here. (chicken bones not contaminated by modern chicken dna)

here.  (counter claims have statistical flaws)

Pentaceratops and Kosmoceratops Found in Campanian Cretaceous Alberta, Canada

The horned dinosaurs Pentaceratops and Kosmoceratops from the upper Campanian of Alberta and implications for dinosaur biogeography




The upper Campanian of the American Southwest has produced dinosaurs that are unknown from the northern Great Plains and vice versa. This has led to the idea that North America's Campanian dinosaur fauna was characterized by high levels of endemism and distinct faunal provinces. Here, two horned dinosaurs known from the Southwest, Pentaceratops and Kosmoceratops, are described from southern Canada. Pentaceratops aquilonius sp. nov. is represented by two frill fragments from the uppermost Dinosaur Park Formation near Manyberries, southeast Alberta. Features shared with Pentaceratops include large, triangular epiparietals, an M-shaped parietal posterior bar, and an epiparietal P1 that curls up and twists laterally. The Manyberries specimens differ from Pentaceratops sternbergii and Utahceratops gettyi in that the posterior bar is broader, emargination is weakly developed, and P1 is directed dorsally, rather than anteriorly. Phylogenetic analysis places P. aquilonius as sister to a clade comprising P. sternbergii and Utahceratops. Kosmoceratops is documented by a partial skull from Dinosaur Provincial Park. Previously referred to Chasmosaurus, the skull exhibits derived features inconsistent with this referral, including a reduced septal flange, a caudally inclined narial strut, a triangular narial process, a reduced frontal fontanelle, a weakly hooked rostral, and a narrow, caudally inclined internal naris. Phylogenetic analysis recovers the animal as sister to Kosmoceratops richardsoni, but differences in the shape of the naris and nasal horn suggest that it likely represents a distinct species. The presence of Pentaceratops and Kosmoceratops in Canada argues against the idea of distinct northern and southern faunal provinces, but the fact that they differ from their southern relatives confirms that endemism was high in the Campanian. The ability of dinosaur lineages to disperse long distances across North America suggests that dinosaur distribution was not constrained by geographic barriers, climate, or flora. Instead, dinosaur endemism may result from competitive exclusion of immigrants by established populations adapted to local environmental conditions.

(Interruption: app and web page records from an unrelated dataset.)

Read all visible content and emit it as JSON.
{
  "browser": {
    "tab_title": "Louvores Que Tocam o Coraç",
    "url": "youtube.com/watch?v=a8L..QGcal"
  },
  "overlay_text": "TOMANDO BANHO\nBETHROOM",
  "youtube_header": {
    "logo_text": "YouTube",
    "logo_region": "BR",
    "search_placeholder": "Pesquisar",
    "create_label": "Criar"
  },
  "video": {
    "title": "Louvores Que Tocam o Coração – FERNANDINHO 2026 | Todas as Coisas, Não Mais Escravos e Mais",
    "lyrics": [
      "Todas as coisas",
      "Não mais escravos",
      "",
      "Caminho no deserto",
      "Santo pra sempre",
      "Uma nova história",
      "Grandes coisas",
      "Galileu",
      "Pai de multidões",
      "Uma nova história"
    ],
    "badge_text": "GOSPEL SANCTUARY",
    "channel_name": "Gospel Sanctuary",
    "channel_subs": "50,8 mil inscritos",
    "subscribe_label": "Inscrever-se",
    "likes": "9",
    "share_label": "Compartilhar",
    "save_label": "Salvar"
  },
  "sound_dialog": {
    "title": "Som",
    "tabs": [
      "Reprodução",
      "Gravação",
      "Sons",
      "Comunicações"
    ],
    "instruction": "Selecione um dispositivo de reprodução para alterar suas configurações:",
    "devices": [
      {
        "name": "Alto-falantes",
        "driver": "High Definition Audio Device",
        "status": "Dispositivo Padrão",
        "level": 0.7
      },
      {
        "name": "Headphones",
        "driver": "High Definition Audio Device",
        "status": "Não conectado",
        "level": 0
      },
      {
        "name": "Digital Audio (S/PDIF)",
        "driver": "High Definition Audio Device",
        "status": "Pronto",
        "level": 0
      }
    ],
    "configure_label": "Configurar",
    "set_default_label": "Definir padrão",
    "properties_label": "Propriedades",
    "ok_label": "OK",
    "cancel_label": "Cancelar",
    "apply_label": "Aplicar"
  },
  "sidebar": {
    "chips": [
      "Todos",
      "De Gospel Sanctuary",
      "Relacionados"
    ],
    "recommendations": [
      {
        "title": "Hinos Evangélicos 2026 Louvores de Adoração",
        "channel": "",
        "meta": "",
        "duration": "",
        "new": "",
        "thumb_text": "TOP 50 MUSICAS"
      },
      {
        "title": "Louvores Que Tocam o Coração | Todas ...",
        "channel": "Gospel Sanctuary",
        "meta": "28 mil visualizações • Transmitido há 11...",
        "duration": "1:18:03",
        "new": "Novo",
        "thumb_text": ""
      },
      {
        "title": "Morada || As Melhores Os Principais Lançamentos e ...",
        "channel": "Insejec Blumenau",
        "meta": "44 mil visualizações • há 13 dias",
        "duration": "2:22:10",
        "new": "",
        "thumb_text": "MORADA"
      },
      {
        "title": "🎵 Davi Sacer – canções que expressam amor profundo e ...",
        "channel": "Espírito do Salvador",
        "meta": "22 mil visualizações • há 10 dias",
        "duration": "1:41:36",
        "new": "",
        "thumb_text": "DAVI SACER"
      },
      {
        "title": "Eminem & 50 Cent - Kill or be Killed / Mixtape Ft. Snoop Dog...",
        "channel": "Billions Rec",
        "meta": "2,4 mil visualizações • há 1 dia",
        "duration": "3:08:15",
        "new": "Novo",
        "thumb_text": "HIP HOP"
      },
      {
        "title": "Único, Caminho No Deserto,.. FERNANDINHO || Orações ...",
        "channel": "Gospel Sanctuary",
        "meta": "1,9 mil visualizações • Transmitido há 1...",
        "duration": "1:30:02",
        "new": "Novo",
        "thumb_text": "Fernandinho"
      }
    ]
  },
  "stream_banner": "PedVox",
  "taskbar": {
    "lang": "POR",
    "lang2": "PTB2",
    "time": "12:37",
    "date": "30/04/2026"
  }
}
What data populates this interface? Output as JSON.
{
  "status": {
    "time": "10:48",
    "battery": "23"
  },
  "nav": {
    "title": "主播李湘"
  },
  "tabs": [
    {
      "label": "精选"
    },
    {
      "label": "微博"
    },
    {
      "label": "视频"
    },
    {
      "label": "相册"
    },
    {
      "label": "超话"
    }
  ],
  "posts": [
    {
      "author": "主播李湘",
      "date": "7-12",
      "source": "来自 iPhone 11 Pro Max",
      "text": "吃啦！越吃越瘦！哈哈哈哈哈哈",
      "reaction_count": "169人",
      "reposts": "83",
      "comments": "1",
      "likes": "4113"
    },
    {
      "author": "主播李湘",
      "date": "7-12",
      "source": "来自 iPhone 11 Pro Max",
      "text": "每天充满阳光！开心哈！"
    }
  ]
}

British Triassic Pterosaur is Really a Drepanosaur

Re-examination of the purported pterosaur wing metacarpals from the Upper Triassic of England


Dalla Vecchia et al


Two small bones from the Upper Triassic of Cromhall Quarry (Gloucestershire, England), which are referred in the literature to pterosaurian wing metacarpals, are compared with wing metacarpals of unequivocal pterosaur specimens from the Upper Triassic of Italy and Greenland as well as those of the Liassic Dimorphodon macronyx from England. The two are morphologically distinct from the unequivocal wing metacarpals. Comparison with the phalanges of drepanosauromorphs suggests that they are probably penultimate phalanges of those bizarre diapsids. Drepanosauromorphs are now known from Cromhall Quarry, but they were not in 1990 when the two presumed wing metacarpals were described. There is no definitive evidence of the presence of pterosaurs in the Triassic of the UK.